Despite approval ratings in low double digits, incumbent members of our U.S. Congress continue to enjoy re-election rates in the upper 90 percentiles, which greatly increases the value and comparative rarity of an open seat election such as the one underway in the district.
The 6th District boundaries were redrawn after the 2010 census, thanks to solid population growth in Atlanta’s northern suburbs. The district, which includes parts of DeKalb, Fulton and Cobb counties, is packed with GOP voters – in fact, it has been represented by a Republican since 1979 (Newt Gingrich), the longest line of Republican representation in the state.
When Gingrich, by then the House speaker, resigned his seat in 1999, his successor was longtime GOP stalwart and then State Sen. Johnny Isakson, now our senior U.S. senator. When Isakson ran for the U.S. Senate, he was succeeded in District 6 by Tom Price, who last won the district by 24 percentage points in November 2016. In contrast, President Donald Trump won the same district by only 1.5 percentage points.
Following last year’s re-election, Price resigned his seat to become President Trump’s Secretary of Health and Human Services. For this year’s election to fill Price’s seat, an initial field of 18 candidates – two Independents, five Democrats and 11 Republicans – was whittled down to two by the special election April 18. With no candidate receiving a majority, the runoff election will be Tuesday, June 20.
The leader, Democrat Jon Ossoff, who took 48 percent of the vote, is running on a platform of holding President Trump and Congress “accountable,” as well as his experience as a congressional staffer. Ossoff, a 30-year-old documentary filmmaker, is not a resident of the 6th (which is not a requirement for House members), and the vast majority of his contributions (more than 95 percent) have come from out of state, but his GOP-style messaging clearly connected with district voters. During the special election campaign period, he raised and spent in excess of $8 million, delivering a record-breaking media airwaves assault.

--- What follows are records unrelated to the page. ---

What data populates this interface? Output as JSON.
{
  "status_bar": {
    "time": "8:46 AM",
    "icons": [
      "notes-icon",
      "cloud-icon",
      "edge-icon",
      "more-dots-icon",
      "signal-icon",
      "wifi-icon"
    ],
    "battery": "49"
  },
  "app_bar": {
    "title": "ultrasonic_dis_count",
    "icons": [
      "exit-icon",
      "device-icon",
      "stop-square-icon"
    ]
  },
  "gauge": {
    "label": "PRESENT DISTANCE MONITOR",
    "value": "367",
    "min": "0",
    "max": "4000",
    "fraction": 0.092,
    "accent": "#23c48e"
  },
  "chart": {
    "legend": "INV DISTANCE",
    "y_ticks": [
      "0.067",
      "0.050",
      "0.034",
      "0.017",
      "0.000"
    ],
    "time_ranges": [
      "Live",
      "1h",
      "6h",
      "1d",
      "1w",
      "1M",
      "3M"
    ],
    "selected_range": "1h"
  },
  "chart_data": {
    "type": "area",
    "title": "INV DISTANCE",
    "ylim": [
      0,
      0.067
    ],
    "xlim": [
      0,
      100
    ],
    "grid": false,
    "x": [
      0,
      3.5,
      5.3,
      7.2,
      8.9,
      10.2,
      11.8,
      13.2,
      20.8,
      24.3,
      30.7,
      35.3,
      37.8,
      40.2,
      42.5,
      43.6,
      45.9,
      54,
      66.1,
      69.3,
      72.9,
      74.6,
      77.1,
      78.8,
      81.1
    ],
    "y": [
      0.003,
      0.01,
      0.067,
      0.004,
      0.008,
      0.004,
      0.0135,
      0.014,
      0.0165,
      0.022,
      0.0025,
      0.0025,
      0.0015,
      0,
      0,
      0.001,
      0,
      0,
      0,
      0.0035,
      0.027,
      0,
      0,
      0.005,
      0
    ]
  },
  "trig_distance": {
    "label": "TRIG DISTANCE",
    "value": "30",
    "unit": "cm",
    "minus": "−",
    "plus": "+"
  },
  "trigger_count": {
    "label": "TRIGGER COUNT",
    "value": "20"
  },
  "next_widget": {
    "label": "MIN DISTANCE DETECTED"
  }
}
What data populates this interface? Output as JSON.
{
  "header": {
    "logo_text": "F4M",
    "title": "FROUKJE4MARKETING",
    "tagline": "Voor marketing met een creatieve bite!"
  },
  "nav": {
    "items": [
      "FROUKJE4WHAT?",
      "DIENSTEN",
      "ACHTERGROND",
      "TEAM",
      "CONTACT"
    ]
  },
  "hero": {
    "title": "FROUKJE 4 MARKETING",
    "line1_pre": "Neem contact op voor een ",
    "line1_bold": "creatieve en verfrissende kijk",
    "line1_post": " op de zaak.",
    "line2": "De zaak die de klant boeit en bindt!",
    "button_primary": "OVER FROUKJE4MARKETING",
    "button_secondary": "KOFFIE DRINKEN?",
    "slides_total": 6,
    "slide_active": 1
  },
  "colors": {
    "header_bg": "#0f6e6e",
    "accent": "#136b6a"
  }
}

The GOP standard bearer (with 20 percent of the vote) is former Secretary of State Karen Handel. Handel has a track record in government. She was elected chair of the Fulton County Commission in 2003 and secretary of state in 2006, the first Republican to hold that office in Georgia. Her name recognition among Republicans is off the charts, stemming from a near-miss race for the GOP gubernatorial nomination in 2010 and a 2014 run for the U.S. Senate.
The race for Handel may seem uphill, given the momentum and financial advantages enjoyed by Ossoff. Further, it remains to be seen if the bruises and intra-party campaign shots fired between the many early GOP contenders will have healed in time for this likely lower-turnout runoff. If she wins, she will be Georgia’s first Republican woman in Congress.
A win by Ossoff in the historically GOP district of a reliably red state would not bode well for President Trump or GOP congressional incumbents in the coming 2018 mid-terms, which rarely favor the party in power in the White House anyway.
But Ossoff faces challenges of his own. The 6th District does not have the high minority voter populations of the 4th and 5th Districts, and there is limited Democratic Party infrastructure in place. The majority of this district’s voters are white suburbanites (70.1 percent). Ossoff has to connect not only with Democrats and Independents, but also lock down thousands of Republican votes as well.
A come-from-behind GOP consolidation supporting Handel seems easier to forecast, but she exited the primary with challenged finances.
All registered voters in the 6th District may vote in this month’s runoff, regardless of whether or not they voted in April. To help get out the vote, expect to see unheard-of super PAC donor dollars and national surrogates on the stage at many a shopping center, city hall and county park. The stakes are high and the odds can be viewed as long, no matter which side you see as the likely winner.